"I'm talking to everybody in this room," Chambliss told his audience. "If you like the package that we ultimately come up with, then we haven't done our job — because everybody is going to have to ultimately pay a price in this."
Wall Street and industrial corporations have a clear stake in averting the kind of financial and economic upheaval that a partisan showdown could create. But both businesses and individual executives face losing many breaks they have long enjoyed if there is a deal that involves higher taxes. And at least in the short term, pending an overhaul of the tax code, individuals also could lose their Bush-era tax cuts on annual taxable income over $250,000.
In interviews, many say their support for that is contingent on reductions in future entitlement program spending.
"The people, including myself, who are willing to give more revenue don't want to take on the moral hazard" of sending more money to Washington unless the White House and Congress "deal with the pressing need to cut the budget," said Lloyd C. Blankfein, CEO of Goldman Sachs and a Democrat.
Like others who have privately lobbied lawmakers, Blankfein and Cote reject suggestions that the philosophical chasm between the parties is unbridgeable.
"There are very conservative Republicans in the House who sit there and say, ‘I would agree to a revenue increase if there was significant entitlement reform,"' Cote said. "And then you'll run into Democrats who say there won't be any entitlement reform unless there's revenue increases. For most of us in the business community, we say, ‘It sounds to us like you've got a deal. You just need to sit down and flesh out the details."'

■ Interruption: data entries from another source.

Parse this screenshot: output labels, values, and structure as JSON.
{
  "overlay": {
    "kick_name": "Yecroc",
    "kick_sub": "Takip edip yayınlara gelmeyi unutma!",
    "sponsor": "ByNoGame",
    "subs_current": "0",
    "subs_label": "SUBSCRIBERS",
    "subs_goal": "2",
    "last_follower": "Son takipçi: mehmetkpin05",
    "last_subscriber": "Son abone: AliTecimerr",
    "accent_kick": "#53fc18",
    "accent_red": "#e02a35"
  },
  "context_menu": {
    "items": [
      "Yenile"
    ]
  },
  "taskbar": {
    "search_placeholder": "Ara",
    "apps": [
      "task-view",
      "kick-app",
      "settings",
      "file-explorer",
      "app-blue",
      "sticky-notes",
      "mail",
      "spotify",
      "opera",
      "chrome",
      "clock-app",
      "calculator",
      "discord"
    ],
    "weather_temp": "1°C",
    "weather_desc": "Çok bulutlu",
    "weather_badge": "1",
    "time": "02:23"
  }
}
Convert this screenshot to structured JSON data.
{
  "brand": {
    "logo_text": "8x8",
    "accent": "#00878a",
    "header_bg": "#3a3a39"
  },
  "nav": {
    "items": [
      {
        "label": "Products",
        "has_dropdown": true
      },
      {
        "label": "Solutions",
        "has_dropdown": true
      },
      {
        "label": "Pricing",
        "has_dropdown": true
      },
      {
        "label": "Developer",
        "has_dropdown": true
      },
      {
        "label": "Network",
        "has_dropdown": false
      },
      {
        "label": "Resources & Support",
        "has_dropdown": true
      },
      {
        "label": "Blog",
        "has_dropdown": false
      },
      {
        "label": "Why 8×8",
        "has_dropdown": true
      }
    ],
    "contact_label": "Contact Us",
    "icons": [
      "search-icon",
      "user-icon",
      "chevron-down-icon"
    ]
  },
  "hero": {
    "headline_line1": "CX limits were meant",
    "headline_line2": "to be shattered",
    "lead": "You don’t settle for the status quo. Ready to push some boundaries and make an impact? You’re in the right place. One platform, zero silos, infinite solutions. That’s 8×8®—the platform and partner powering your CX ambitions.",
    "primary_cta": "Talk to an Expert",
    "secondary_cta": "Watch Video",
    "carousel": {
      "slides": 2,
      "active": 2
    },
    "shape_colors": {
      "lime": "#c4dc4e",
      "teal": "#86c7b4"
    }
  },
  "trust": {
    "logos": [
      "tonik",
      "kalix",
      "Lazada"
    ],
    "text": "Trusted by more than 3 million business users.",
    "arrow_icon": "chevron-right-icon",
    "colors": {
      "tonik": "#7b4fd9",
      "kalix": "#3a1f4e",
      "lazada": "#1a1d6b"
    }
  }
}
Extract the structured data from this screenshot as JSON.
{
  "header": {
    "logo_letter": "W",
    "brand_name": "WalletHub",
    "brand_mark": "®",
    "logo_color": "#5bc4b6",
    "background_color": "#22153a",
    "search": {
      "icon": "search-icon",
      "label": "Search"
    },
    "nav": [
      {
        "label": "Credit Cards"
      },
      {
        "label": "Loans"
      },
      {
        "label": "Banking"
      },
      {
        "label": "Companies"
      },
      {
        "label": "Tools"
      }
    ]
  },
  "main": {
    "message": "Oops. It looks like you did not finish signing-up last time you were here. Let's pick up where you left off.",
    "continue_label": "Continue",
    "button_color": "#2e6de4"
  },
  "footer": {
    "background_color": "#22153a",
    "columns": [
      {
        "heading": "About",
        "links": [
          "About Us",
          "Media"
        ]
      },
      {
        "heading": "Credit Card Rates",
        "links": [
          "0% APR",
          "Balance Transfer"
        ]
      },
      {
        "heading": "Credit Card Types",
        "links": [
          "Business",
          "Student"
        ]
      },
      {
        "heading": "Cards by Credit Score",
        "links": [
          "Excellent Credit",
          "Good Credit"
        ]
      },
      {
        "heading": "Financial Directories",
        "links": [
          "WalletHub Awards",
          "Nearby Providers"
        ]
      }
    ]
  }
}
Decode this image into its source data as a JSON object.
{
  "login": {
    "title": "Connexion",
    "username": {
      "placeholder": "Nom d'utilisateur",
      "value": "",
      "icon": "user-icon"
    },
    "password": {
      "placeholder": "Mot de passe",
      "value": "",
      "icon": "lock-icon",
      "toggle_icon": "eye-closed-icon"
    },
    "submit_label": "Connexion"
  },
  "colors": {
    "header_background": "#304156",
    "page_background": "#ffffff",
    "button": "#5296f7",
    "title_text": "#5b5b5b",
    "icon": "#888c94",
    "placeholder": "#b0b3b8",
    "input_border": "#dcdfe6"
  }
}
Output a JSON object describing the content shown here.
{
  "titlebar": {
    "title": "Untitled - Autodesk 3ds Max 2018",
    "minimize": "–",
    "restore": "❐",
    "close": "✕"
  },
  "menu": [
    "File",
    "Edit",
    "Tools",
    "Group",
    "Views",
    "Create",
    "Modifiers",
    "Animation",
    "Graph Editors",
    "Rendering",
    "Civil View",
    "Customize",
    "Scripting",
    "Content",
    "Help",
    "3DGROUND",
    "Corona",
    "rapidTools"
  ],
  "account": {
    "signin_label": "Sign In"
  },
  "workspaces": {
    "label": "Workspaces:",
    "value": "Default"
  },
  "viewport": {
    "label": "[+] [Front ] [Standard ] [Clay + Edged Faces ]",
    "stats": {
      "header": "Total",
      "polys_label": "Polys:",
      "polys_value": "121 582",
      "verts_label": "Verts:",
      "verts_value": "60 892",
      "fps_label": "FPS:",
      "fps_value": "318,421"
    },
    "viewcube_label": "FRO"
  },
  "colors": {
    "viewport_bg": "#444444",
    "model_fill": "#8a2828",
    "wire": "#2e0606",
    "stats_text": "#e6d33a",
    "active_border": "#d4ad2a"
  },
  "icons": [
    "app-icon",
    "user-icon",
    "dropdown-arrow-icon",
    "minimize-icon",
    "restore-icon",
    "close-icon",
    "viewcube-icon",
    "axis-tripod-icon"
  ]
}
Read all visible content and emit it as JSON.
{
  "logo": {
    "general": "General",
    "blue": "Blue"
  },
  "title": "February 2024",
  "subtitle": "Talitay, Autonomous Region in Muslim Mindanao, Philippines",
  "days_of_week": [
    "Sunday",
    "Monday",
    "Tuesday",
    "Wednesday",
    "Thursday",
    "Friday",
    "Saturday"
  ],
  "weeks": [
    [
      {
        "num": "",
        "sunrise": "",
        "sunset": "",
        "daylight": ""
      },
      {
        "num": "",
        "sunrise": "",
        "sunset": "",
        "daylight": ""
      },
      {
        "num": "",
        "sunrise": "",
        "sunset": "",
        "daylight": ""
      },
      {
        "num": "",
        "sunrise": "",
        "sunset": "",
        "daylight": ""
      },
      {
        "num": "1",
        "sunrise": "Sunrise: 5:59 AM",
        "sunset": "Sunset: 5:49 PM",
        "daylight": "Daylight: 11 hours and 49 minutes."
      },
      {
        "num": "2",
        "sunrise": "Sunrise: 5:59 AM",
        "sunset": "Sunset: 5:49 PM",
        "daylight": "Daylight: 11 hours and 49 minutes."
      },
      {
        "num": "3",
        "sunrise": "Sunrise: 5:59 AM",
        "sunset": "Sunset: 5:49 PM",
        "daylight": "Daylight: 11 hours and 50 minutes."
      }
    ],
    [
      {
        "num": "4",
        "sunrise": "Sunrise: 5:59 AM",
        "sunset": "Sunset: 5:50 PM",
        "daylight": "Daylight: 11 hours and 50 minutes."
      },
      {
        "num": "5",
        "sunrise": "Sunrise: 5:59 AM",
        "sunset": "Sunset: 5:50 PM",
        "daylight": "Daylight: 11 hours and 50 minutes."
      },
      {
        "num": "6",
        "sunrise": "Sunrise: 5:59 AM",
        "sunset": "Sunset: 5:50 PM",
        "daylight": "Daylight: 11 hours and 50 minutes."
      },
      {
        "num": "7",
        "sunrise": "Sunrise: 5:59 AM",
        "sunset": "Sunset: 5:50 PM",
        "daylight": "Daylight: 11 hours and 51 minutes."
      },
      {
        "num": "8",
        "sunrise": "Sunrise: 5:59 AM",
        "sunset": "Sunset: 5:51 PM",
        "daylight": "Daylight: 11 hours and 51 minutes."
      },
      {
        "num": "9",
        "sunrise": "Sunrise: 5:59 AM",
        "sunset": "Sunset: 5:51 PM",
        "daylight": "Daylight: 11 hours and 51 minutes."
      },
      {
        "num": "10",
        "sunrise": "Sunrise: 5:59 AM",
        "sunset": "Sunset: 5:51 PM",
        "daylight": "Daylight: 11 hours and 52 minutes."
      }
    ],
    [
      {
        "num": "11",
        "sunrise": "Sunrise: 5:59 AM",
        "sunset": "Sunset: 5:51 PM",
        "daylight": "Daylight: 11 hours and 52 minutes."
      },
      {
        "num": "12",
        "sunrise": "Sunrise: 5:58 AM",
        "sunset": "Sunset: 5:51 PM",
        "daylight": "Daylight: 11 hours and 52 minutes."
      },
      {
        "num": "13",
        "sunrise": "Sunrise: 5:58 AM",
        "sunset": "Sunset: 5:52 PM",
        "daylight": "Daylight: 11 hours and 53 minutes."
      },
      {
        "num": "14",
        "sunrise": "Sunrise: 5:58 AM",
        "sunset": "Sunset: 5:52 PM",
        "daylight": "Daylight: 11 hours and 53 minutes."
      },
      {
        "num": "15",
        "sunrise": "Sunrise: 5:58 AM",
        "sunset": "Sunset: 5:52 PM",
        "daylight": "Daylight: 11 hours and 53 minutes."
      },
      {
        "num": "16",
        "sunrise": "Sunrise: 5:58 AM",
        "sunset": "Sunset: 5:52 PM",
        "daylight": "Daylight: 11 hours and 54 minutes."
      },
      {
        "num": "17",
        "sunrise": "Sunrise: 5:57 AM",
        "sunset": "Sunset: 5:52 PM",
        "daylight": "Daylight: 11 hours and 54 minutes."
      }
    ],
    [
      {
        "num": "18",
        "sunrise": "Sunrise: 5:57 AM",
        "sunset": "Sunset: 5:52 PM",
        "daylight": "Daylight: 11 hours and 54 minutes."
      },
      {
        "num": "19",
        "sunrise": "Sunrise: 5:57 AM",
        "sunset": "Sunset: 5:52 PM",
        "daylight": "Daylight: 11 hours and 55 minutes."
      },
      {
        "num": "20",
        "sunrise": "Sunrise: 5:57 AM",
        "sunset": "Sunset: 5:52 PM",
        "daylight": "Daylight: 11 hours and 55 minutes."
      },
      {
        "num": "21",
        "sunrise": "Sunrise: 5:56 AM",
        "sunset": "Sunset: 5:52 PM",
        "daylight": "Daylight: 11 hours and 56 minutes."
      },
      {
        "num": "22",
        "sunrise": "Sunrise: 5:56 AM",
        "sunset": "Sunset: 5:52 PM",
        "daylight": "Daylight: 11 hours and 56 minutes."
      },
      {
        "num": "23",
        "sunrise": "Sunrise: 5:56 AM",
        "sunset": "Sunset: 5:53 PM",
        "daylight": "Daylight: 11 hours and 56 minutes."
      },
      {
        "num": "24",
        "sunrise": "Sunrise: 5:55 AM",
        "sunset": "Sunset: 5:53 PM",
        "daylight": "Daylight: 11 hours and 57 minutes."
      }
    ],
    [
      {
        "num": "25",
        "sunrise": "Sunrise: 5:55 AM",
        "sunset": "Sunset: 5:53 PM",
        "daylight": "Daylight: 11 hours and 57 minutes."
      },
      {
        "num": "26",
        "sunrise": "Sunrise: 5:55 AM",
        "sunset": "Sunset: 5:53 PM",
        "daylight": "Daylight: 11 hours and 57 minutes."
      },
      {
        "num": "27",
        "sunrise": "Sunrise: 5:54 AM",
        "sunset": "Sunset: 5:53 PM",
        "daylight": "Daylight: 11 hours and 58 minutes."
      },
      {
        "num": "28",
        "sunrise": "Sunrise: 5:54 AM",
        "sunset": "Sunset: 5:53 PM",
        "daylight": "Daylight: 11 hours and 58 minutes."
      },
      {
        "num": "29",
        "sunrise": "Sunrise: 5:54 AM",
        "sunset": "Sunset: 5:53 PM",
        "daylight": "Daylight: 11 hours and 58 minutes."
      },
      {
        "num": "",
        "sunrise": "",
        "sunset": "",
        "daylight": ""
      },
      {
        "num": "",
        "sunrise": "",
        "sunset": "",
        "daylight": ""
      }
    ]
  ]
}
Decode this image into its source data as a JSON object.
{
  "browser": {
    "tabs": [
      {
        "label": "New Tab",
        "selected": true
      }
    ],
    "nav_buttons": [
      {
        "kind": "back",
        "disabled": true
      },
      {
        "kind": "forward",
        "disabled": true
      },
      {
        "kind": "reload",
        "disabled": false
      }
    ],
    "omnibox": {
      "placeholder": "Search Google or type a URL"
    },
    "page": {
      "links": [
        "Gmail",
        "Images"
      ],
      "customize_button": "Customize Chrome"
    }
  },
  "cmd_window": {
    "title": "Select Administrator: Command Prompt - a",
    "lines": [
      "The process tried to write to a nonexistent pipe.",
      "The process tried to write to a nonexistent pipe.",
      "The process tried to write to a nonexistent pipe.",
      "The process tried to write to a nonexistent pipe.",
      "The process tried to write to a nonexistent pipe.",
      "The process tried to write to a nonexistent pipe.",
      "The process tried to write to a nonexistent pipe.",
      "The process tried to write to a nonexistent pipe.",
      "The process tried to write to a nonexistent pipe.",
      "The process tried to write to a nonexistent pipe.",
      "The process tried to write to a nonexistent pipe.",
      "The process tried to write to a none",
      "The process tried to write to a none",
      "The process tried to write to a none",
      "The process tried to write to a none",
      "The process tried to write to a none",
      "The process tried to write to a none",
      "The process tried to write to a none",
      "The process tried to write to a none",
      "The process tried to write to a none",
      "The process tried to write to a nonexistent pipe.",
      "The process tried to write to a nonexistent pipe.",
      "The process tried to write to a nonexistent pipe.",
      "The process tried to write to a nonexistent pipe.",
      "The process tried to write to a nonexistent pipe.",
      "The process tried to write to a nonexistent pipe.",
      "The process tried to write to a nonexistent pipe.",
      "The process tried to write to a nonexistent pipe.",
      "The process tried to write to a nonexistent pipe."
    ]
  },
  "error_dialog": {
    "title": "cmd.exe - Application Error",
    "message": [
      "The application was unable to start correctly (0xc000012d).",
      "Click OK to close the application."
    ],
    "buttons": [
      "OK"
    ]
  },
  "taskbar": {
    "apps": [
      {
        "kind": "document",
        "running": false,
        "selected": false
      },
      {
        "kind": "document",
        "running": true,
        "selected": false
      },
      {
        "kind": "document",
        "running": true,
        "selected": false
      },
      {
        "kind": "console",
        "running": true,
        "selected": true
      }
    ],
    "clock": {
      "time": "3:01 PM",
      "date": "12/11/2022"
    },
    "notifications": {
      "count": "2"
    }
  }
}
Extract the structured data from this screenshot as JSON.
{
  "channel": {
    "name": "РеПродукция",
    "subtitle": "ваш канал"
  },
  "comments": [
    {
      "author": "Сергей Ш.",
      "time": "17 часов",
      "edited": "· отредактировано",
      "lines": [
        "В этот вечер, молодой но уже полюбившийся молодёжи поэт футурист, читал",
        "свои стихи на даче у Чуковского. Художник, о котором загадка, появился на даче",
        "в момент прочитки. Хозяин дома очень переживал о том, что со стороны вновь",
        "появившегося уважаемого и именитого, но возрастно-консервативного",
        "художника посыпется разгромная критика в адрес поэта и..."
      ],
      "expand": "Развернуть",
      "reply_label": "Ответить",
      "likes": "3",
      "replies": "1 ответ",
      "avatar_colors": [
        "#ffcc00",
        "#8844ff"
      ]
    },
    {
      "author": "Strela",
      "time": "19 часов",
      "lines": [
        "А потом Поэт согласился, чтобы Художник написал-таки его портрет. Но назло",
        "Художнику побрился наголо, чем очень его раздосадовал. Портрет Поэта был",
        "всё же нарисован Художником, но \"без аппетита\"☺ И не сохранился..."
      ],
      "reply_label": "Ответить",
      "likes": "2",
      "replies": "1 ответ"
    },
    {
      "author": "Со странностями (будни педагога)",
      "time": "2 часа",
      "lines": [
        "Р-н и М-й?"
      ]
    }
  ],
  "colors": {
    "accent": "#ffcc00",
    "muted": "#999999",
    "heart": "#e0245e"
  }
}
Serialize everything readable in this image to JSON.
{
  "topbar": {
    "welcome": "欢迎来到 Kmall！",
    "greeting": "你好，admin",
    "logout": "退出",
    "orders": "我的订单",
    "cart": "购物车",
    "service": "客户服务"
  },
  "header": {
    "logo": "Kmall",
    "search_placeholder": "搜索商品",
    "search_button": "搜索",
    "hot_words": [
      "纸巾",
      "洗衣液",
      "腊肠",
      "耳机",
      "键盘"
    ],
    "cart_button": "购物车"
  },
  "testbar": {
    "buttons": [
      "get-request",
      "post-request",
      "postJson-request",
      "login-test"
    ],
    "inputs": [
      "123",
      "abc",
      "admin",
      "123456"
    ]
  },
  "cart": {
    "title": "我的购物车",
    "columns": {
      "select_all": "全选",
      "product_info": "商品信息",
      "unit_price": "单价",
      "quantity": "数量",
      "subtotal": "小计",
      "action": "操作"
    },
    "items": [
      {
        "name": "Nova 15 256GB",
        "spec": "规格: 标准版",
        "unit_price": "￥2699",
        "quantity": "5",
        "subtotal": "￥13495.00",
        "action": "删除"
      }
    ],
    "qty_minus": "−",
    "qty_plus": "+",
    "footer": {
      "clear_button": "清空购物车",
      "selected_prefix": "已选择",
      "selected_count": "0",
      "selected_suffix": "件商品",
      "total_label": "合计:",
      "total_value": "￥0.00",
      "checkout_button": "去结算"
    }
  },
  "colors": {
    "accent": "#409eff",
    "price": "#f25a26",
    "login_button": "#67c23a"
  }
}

That, as the Simpson-Bowles commission can attest, is easier said than done.
The panel's dissenters, who opposed the majority's recommendations of a $4 trillion, 10-year package to reduce annual deficits with a combination of spending cuts and new revenues, included all three House Republican members. Among them: Rep. Paul D. Ryan, the House Budget Committee chairman who will either keep that job or, as Romney's running mate, rise to vice president.
After decades in which both parties have complained that business too often sits on the sidelines for budget battles, the Fix the Debt campaign could be among the most muscular interventions by corporate America in memory. More than 100 leaders have signed on, including more than 80 chief executives and some foundation heads.
The campaign's inspiration is the dormant Simpson-Bowles framework, and the group's formation is due in large measure to the nonstop proselytizing of the nation's business community and fundraising by commission co-chairmen Erskine Bowles, a businessman and the former White House chief of staff to President Bill Clinton, and Alan K. Simpson, a former Senate Republican leader from Wyoming.
"The business community gets it," Bowles said. "They absolutely get that it has to be a balanced package with revenues and spending cuts both."
According to the group's president, Maya MacGuineas, the money raised is paying for a growing staff of about 35 at a downtown Washington "war-room," chapters in up to 35 states and, ultimately perhaps, television ads and other help for politicians who need support in taking unpopular positions on tax increases or spending cuts. Some in the group say Republicans are especially fearful of drawing a Tea Party opponent in party primaries if they support higher taxes.
Dimon, speaking for JPMorgan Chase, said, "You know, we're in 1900 hamlets in America. I'd — we'd — be calling them all up, literally we'd start flying people in. It would be a whole different ballgame, I think, if we had something to support, and with the president supporting it."